> **Available records**
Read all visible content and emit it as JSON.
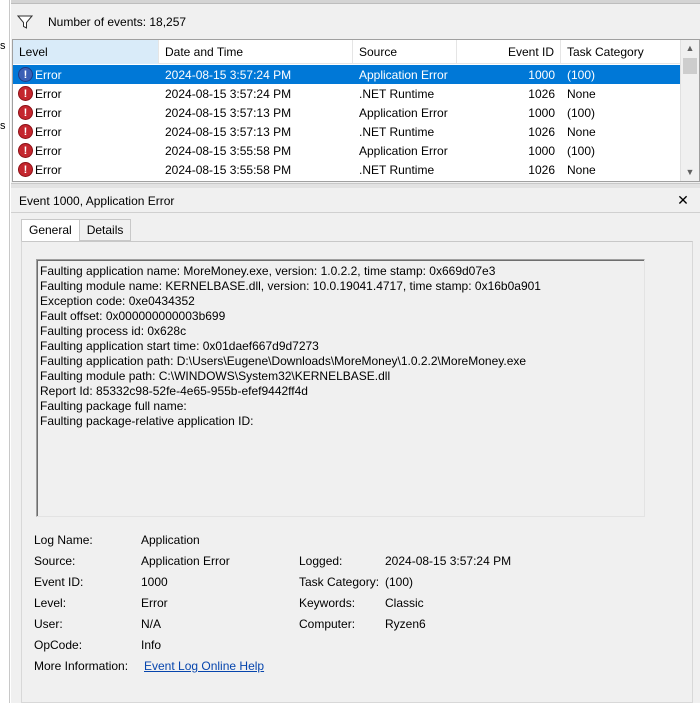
{
  "left_strip": {
    "fragments": [
      "s",
      "s"
    ]
  },
  "list": {
    "event_count_text": "Number of events: 18,257",
    "columns": [
      {
        "label": "Level"
      },
      {
        "label": "Date and Time"
      },
      {
        "label": "Source"
      },
      {
        "label": "Event ID"
      },
      {
        "label": "Task Category"
      }
    ],
    "rows": [
      {
        "level": "Error",
        "datetime": "2024-08-15 3:57:24 PM",
        "source": "Application Error",
        "event_id": "1000",
        "task_category": "(100)"
      },
      {
        "level": "Error",
        "datetime": "2024-08-15 3:57:24 PM",
        "source": ".NET Runtime",
        "event_id": "1026",
        "task_category": "None"
      },
      {
        "level": "Error",
        "datetime": "2024-08-15 3:57:13 PM",
        "source": "Application Error",
        "event_id": "1000",
        "task_category": "(100)"
      },
      {
        "level": "Error",
        "datetime": "2024-08-15 3:57:13 PM",
        "source": ".NET Runtime",
        "event_id": "1026",
        "task_category": "None"
      },
      {
        "level": "Error",
        "datetime": "2024-08-15 3:55:58 PM",
        "source": "Application Error",
        "event_id": "1000",
        "task_category": "(100)"
      },
      {
        "level": "Error",
        "datetime": "2024-08-15 3:55:58 PM",
        "source": ".NET Runtime",
        "event_id": "1026",
        "task_category": "None"
      }
    ],
    "error_glyph": "!"
  },
  "detail": {
    "title": "Event 1000, Application Error",
    "close_glyph": "✕",
    "tabs": [
      {
        "label": "General"
      },
      {
        "label": "Details"
      }
    ],
    "description_lines": [
      "Faulting application name: MoreMoney.exe, version: 1.0.2.2, time stamp: 0x669d07e3",
      "Faulting module name: KERNELBASE.dll, version: 10.0.19041.4717, time stamp: 0x16b0a901",
      "Exception code: 0xe0434352",
      "Fault offset: 0x000000000003b699",
      "Faulting process id: 0x628c",
      "Faulting application start time: 0x01daef667d9d7273",
      "Faulting application path: D:\\Users\\Eugene\\Downloads\\MoreMoney\\1.0.2.2\\MoreMoney.exe",
      "Faulting module path: C:\\WINDOWS\\System32\\KERNELBASE.dll",
      "Report Id: 85332c98-52fe-4e65-955b-efef9442ff4d",
      "Faulting package full name: ",
      "Faulting package-relative application ID: "
    ],
    "props": {
      "log_name_label": "Log Name:",
      "log_name": "Application",
      "source_label": "Source:",
      "source": "Application Error",
      "logged_label": "Logged:",
      "logged": "2024-08-15 3:57:24 PM",
      "event_id_label": "Event ID:",
      "event_id": "1000",
      "task_category_label": "Task Category:",
      "task_category": "(100)",
      "level_label": "Level:",
      "level": "Error",
      "keywords_label": "Keywords:",
      "keywords": "Classic",
      "user_label": "User:",
      "user": "N/A",
      "computer_label": "Computer:",
      "computer": "Ryzen6",
      "opcode_label": "OpCode:",
      "opcode": "Info",
      "more_info_label": "More Information:",
      "more_info_link": "Event Log Online Help"
    }
  },
  "colors": {
    "selection": "#0078d7",
    "error_icon": "#c4262e",
    "link": "#0645ad"
  }
}
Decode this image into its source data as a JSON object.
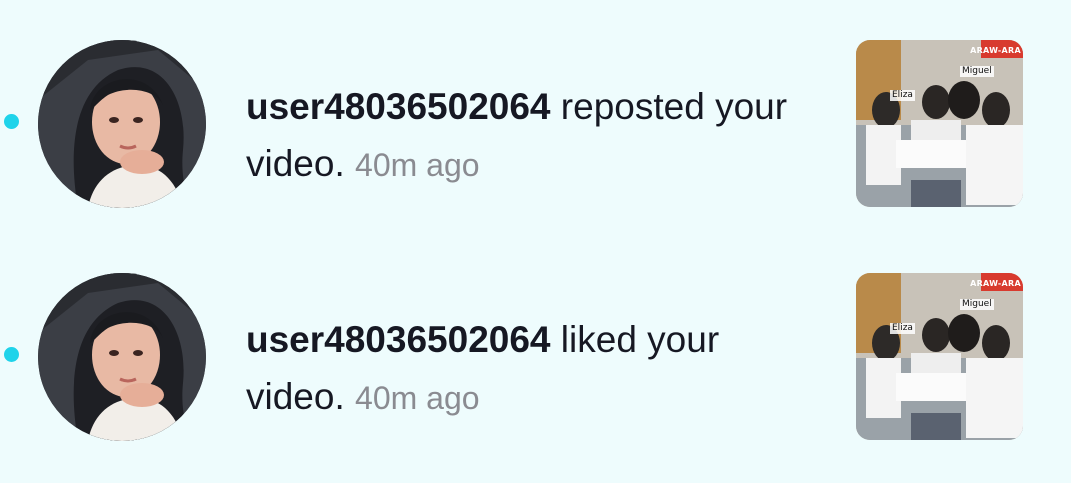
{
  "notifications": [
    {
      "username": "user48036502064",
      "action_text": " reposted your video.",
      "time": "40m ago",
      "unread": true,
      "avatar_icon": "user-avatar-photo",
      "thumbnail": {
        "banner": "ARAW-ARA",
        "tags": [
          "Eliza",
          "Miguel"
        ]
      }
    },
    {
      "username": "user48036502064",
      "action_text": " liked your video.",
      "time": "40m ago",
      "unread": true,
      "avatar_icon": "user-avatar-photo",
      "thumbnail": {
        "banner": "ARAW-ARA",
        "tags": [
          "Eliza",
          "Miguel"
        ]
      }
    }
  ],
  "colors": {
    "background": "#eefcfd",
    "unread_dot": "#1fd3ea",
    "text": "#161823",
    "muted": "#8a8b91"
  }
}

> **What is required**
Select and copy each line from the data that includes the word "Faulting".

> **Solution to this problem**
      "Faulting application name: MoreMoney.exe, version: 1.0.2.2, time stamp: 0x669d07e3",
      "Faulting module name: KERNELBASE.dll, version: 10.0.19041.4717, time stamp: 0x16b0a901",
      "Faulting process id: 0x628c",
      "Faulting application start time: 0x01daef667d9d7273",
      "Faulting application path: D:\\Users\\Eugene\\Downloads\\MoreMoney\\1.0.2.2\\MoreMoney.exe",
      "Faulting module path: C:\\WINDOWS\\System32\\KERNELBASE.dll",
      "Faulting package full name: ",
      "Faulting package-relative application ID: "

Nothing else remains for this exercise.